- No. Samples must be taken only from the sample tap (see below for more about sample taps) for the individual source(s) listed as susceptible to contamination in their notification letter.
Question 8: What if the source sample tap occurs after a pressure tank?
- Not having a sample tap prior to treatment is considered a significant deficiency for a public water system. A letter should be sent to the water system directing them to take corrective action. Once a properly located sample tap is installed, the water system should initiate the 12 months of source assessment monitoring.
Question 9: What if there is a down-hole chlorinator installed in the well? How do I take a source sample in that instance?
- Regulatory staff would have to determine on a field visit whether the sample tap location is appropriate.
Question 10: Will the assessment monitoring schedules be visible on the Data Online website?
- The chlorinator should be turned off and water should be pumped to waste until there is no longer a chlorine residual present at the source sample tap. A minimum of three well volumes of water should be pumped from the well, as calculated by the formula below:
- Formula for determining well volume:
- Length of water column (feet) = Depth of well (feet) - Static water level (feet)
[Note: The well depth & static water level are listed on the well log from the time of well drilling.]

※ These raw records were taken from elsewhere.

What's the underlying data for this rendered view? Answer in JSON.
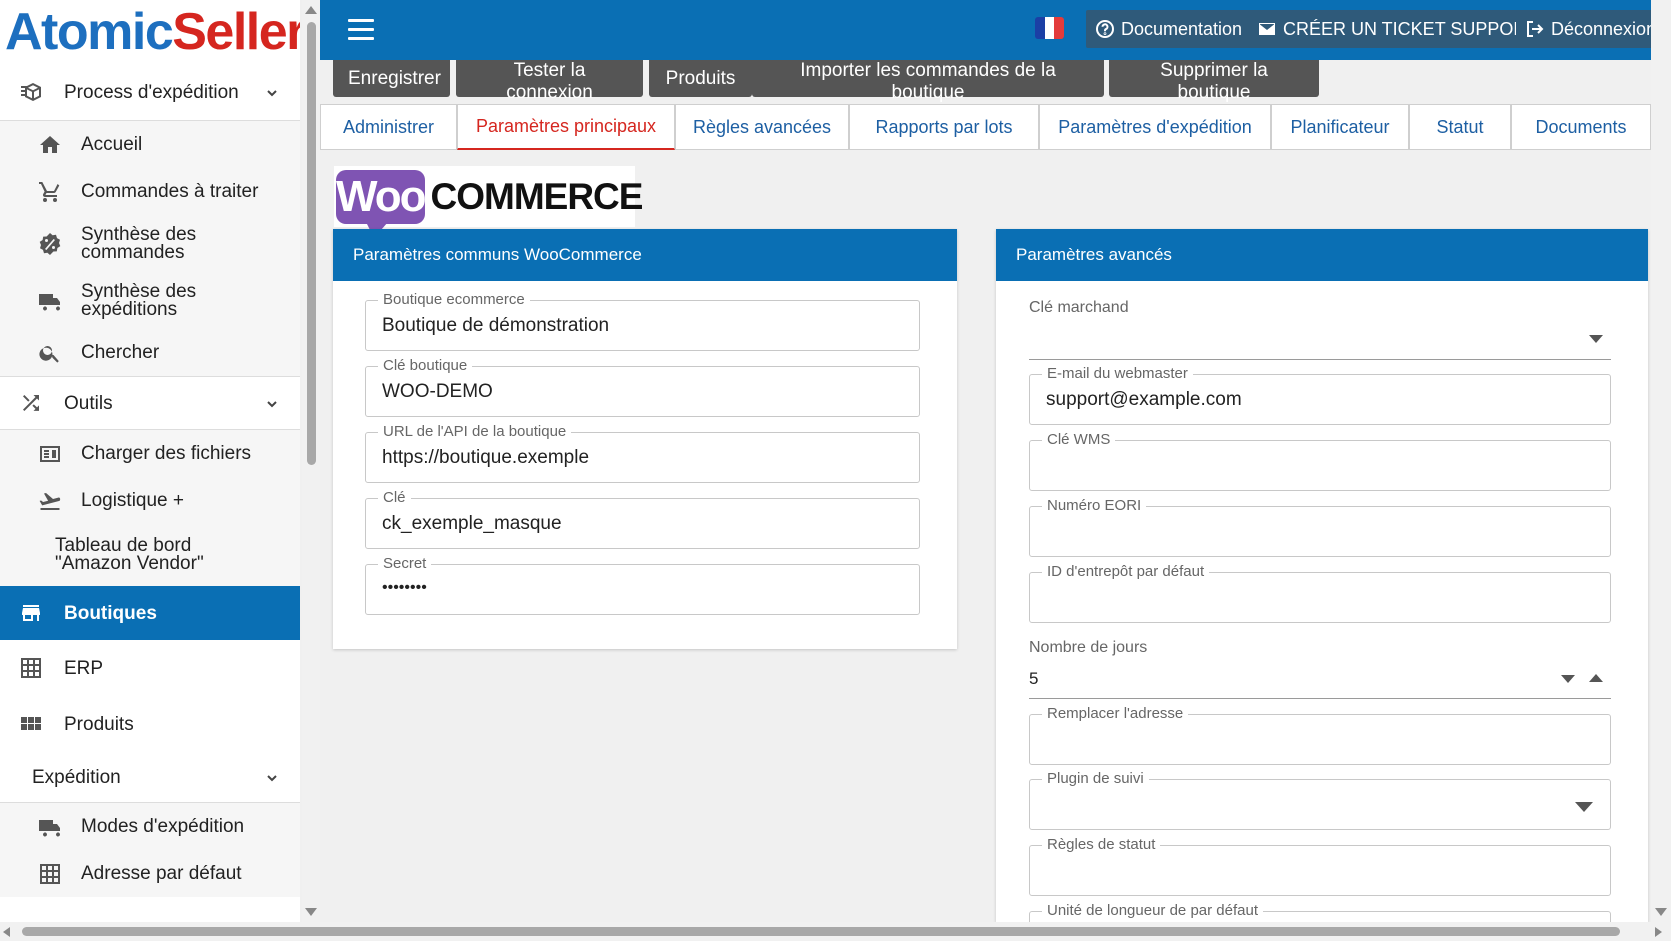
{
  "brand": {
    "part1": "Atomic",
    "part2": "Seller",
    "color1": "#1d6fbf",
    "color2": "#d5261f"
  },
  "colors": {
    "primary": "#0a6fb4",
    "active_tab": "#d5261f",
    "woo_purple": "#7f54b3"
  },
  "sidebar": {
    "process": {
      "label": "Process d'expédition",
      "icon": "process-icon"
    },
    "process_items": [
      {
        "label": "Accueil",
        "icon": "home-icon"
      },
      {
        "label": "Commandes à traiter",
        "icon": "cart-icon"
      },
      {
        "label": "Synthèse des commandes",
        "icon": "badge-percent-icon"
      },
      {
        "label": "Synthèse des expéditions",
        "icon": "truck-icon"
      },
      {
        "label": "Chercher",
        "icon": "search-icon"
      }
    ],
    "outils": {
      "label": "Outils",
      "icon": "shuffle-icon"
    },
    "outils_items": [
      {
        "label": "Charger des fichiers",
        "icon": "upload-file-icon"
      },
      {
        "label": "Logistique +",
        "icon": "plane-icon"
      },
      {
        "label": "Tableau de bord \"Amazon Vendor\""
      }
    ],
    "boutiques": {
      "label": "Boutiques",
      "icon": "store-icon"
    },
    "erp": {
      "label": "ERP",
      "icon": "grid-icon"
    },
    "produits": {
      "label": "Produits",
      "icon": "apps-icon"
    },
    "expedition": {
      "label": "Expédition"
    },
    "expedition_items": [
      {
        "label": "Modes d'expédition",
        "icon": "truck-icon"
      },
      {
        "label": "Adresse par défaut",
        "icon": "grid-icon"
      }
    ]
  },
  "topbar": {
    "menu_icon": "hamburger-icon",
    "flag": "france-flag-icon",
    "documentation": "Documentation",
    "ticket": "CRÉER UN TICKET SUPPORT",
    "logout": "Déconnexion"
  },
  "actions": [
    "Enregistrer",
    "Tester la connexion",
    "Produits",
    "Importer les commandes de la boutique",
    "Supprimer la boutique"
  ],
  "tabs": [
    "Administrer",
    "Paramètres principaux",
    "Règles avancées",
    "Rapports par lots",
    "Paramètres d'expédition",
    "Planificateur",
    "Statut",
    "Documents"
  ],
  "woo": {
    "left": "Woo",
    "right": "COMMERCE"
  },
  "common_panel": {
    "title": "Paramètres communs WooCommerce",
    "fields": [
      {
        "label": "Boutique ecommerce",
        "value": "Boutique de démonstration"
      },
      {
        "label": "Clé boutique",
        "value": "WOO-DEMO"
      },
      {
        "label": "URL de l'API de la boutique",
        "value": "https://boutique.exemple"
      },
      {
        "label": "Clé",
        "value": "ck_exemple_masque"
      },
      {
        "label": "Secret",
        "value": "••••••••"
      }
    ]
  },
  "advanced_panel": {
    "title": "Paramètres avancés",
    "merchant_key": {
      "label": "Clé marchand",
      "value": ""
    },
    "webmaster_email": {
      "label": "E-mail du webmaster",
      "value": "support@example.com"
    },
    "wms_key": {
      "label": "Clé WMS",
      "value": ""
    },
    "eori": {
      "label": "Numéro EORI",
      "value": ""
    },
    "warehouse": {
      "label": "ID d'entrepôt par défaut",
      "value": ""
    },
    "days": {
      "label": "Nombre de jours",
      "value": "5"
    },
    "replace_address": {
      "label": "Remplacer l'adresse",
      "value": ""
    },
    "tracking_plugin": {
      "label": "Plugin de suivi",
      "value": ""
    },
    "status_rules": {
      "label": "Règles de statut",
      "value": ""
    },
    "length_unit": {
      "label": "Unité de longueur de par défaut",
      "value": ""
    }
  }
}
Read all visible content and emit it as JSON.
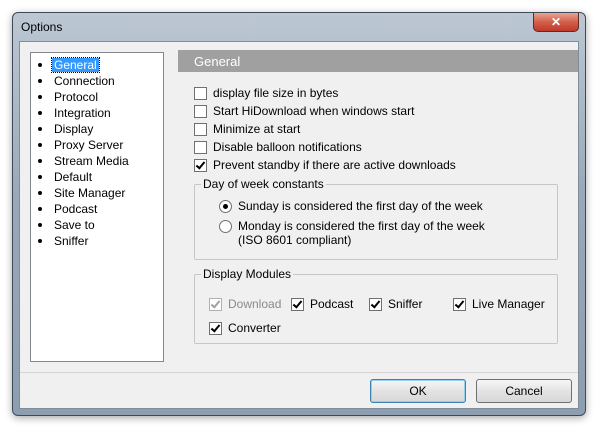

- Volume of well (cubic feet) = Gallons per feet (from table below) x Length of water column (feet; from previous equation)
|Gal. of Water per
Feet of Well Depth
Question 11: What is the process for changing from monthly source assessment monitoring to GWR compliance monitoring (ongoing verification of 4-log inactivation of viruses)?
- Yes. All source schedules will be entered into the drinking water database by DWS staff and will be visible on the water system's Coliform Sampling Schedule page on Data Online. Similar to routine coliform samples, we advise systems to collect the samples early in the week to allow follow-up samples and results to be available before the weekend.
- If a groundwater system can demonstrate that their source well or spring is constructed to the standards of both the Oregon Health Authority and the Water Resources Department, the system can avoid the 12 months of source assessment monitoring by conducting GWR compliance monitoring under the Groundwater Rule instead. Please consult with the hydrogeology staff at the Springfield DWS office concerning this question. GWR compliance monitoring requires the water system to measure the chlorine concentration at the entry point. It must be measured daily for those systems that serve 3,300 persons or fewer, and continuously for those that serve greater than 3,300 persons. The system will also need to submit a monthly reporting form listing the chlorine measurements.
- To pursue the GWR compliance monitoring option, a public water system must demonstrate that it provides 4-log inactivation of viruses. This treatment can be achieved using disinfection that has been approved by DWS. Therefore, water systems must notify DWS if they wish to pursue this option. Be aware that the water system will be required to continue monthly source assessment monitoring until DWS confirms that 4-log treatment of viruses is achieved.
- The Disinfection Verification Form (PDF) is available to help document the level of virus disinfection. Water systems should complete and return one form for each groundwater source identified as needing to complete the 12 months of monitoring. The form explains what constitutes 4-log treatment of viruses and how to make that determination. Water systems that need help filling out the form should contact the agency representative responsible for their system (i.e., the local county Health Department, Oregon Department of Agriculture, or state DWS staff). Submitted forms will be reviewed by the DWS staff person responsible for your county.
- Once it has been determined that 4-log inactivation has been achieved, the water system will be notified of the minimum chlorine concentration required to be maintained at the entry point. The water system should submit completed forms to the agency representative responsible for the system.